In craniates from hagfish to humans, the stem cells known as spermatogonia and oogonia which will produce the gametes later in life do not form in the gonads.  Instead, they are produced in yolk sac and must subsequently migrate to the gonads (Romer, p. 421).  The primordial germ cells form in the yolk sac (near the allantois) in the 5th week of embryonic development and they migrate towards the genital ridge, which forms in the 6th week of embryonic development.  If they do not reach this ridge, gonads do not form (Sadler, p. 271). These primordial germ cells (PCGs) are capable or forming spermatogonia or oogonia, depending on the environment in which migrate (Tilmann, 2002). 
germ cells

     Although some structures of the reproductive system may be single structures as adults, it should be remembered that in embryos they develop as paired structures (similar to the condition found in lower vertebrates). Some males are born with the condition of hemipenis and hemiscrotum (Moore, p.  320), double penises (from two embryonic genital tubercles), or a forked penis (from a branched genital tubercle) (Jones, 1991). In the case of the uterus, for example, it is paired in some mammals, a single fused structure in others, and fused at the base but with separate branches leading to the two oviducts in others.  In the human embryo, the uterus begins as a pair of uterine tubes which begin their fusion caudally (Sadler, p. 282).  The condition known as uterus didelphys occurs if the two female tubes fail to fuse producing a double vagina and uterus.  The condition known as uterus bicornis results from incomplete fusion.  A septum may persist in the uterus and the cervix may be double.
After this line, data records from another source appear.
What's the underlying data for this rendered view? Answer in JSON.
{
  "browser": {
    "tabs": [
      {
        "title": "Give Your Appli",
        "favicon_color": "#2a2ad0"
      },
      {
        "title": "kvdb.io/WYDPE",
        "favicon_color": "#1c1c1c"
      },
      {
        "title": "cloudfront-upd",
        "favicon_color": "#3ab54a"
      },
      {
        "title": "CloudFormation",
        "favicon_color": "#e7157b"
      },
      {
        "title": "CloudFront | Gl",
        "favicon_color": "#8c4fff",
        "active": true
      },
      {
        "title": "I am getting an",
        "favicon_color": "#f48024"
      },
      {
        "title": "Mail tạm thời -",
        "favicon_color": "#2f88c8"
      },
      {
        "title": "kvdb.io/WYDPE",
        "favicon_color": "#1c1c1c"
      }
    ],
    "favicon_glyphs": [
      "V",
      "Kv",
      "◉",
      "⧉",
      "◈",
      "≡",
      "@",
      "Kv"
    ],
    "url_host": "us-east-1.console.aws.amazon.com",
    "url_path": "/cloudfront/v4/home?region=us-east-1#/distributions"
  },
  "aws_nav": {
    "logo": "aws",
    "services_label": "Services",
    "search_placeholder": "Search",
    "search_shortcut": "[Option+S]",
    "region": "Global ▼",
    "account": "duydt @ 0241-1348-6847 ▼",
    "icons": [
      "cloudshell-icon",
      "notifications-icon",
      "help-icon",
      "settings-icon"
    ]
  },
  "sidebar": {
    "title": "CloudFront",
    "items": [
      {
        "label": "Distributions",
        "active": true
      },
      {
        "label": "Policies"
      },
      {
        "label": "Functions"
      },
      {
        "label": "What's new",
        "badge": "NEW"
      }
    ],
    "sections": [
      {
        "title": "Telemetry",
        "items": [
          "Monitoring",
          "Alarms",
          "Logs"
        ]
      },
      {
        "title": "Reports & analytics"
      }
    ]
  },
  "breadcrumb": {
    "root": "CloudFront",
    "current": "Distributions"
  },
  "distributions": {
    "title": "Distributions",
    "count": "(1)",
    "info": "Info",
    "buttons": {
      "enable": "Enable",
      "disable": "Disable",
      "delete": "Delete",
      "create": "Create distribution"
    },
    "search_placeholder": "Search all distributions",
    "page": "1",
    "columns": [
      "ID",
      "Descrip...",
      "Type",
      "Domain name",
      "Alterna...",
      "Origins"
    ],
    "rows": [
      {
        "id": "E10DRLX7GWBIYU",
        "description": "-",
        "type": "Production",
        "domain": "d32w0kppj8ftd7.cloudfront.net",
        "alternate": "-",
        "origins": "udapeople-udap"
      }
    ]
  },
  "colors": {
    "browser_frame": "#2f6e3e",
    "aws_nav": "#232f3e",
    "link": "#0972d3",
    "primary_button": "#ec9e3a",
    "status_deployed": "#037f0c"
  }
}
Conditions such as these exist in about one in every 1500 female births (Jones, 1991; Jarcho, Julius).  HOXA13 mutations cause the formation of a bicornuate uterus (Manouvrier-Hanu, 1999). 

  Although adult humans do not possess a cloaca, the tissues derived from the embryonic cloacal folds do form part of the reproductive system.  The cloacal folds form the urogenital folds (which form the penis in males and the labia minora in females) and anal folds.  In males with hypospadias, there are abnormal uretral openings because the fusion of the folds was not complete (Sadler, p. 283-4).
     In both males and females, the gonads develop high in the abdomen, superior to the metanephric kidneys.  From this original position, they must descend to the pelvic brim (in females) or outside the abdomenopelvic cavity into the scrotum (in males).  As a result of this descent, males have an opening in the body wall, the inguinal canal, through which the testes pass which is the site where the components of the spermatic cord (vas deferens, testicular blood vessels, nerves) enter the body.  This condition leaves males susceptible to inguinal hernias.  Some male infants suffer from congenital inguinal hernia (Moore, p.  343).   (The inguinal canal in the human model is depicted in the adjacent photo).  
     In cryptorchism, one or both of the testes do not descend into the scrotum in infant males.  Because of the high internal body temperature, a testis maintained within the body will be unable to produce mature sperm. About 30% of premature males and 3-4% of full term males suffer from undescended testes.  Other male infants have ectopic testes which pass through the inguinal canal but do not reach the scrotum.  A testis can even migrate into the penis (Concodora, 1976; (Moore, p.  343).  abnormal

     In most females, the mesonephros and its ducts degenerate completely and the reproductive system is completely separate from the urinary system.  In males however, mesonephric ducts are retained but as parts of the reproductive tract rather than the urinary tract.  Both semen and urine pass through the urethra and therefore, the urinary and reproductive systems are not completely separate.  Females may have remnants of the mesonephros which form structures known as the appendix vesiculosa, epoophoron, paraphoron, and duct of Gartner.  In males, persistent mesonephric tissue may form the appendix of the testes (Moore, p.  333). 

     Some fetuses suffer from the absence of the clitoris or penis (Moore, p.  338) or the absence of the vagina (Moore, p.  339). The absence of the clitoris is a rare congenital abnormality. It is sometimes observed with other abnormalities, such as the absence of the labia minora or majora (Bellemare, 2005). Some females are born with an extra ovary (Cruikshank, 1990). Male abnormalities can include the absence of the penis, a micropenis (caused by lack of pituitary secretion) (Jones, 1991).

True hermaphrodites may posses one ovary and one testis (with male ducts on one side and female ducts on the other) or a gonad called an ovotestis which possesses both male and female cells (and may possess a combination of male and female duts). Pseudohermaphrodites possess genetalia which correspond to the opposite gender of that represented by the gonads (Jones, 1991).

Several polar bears are known to have had enlarged an clitoris; some were misidentified as pseudohermaphrodites (Sonne, 2005).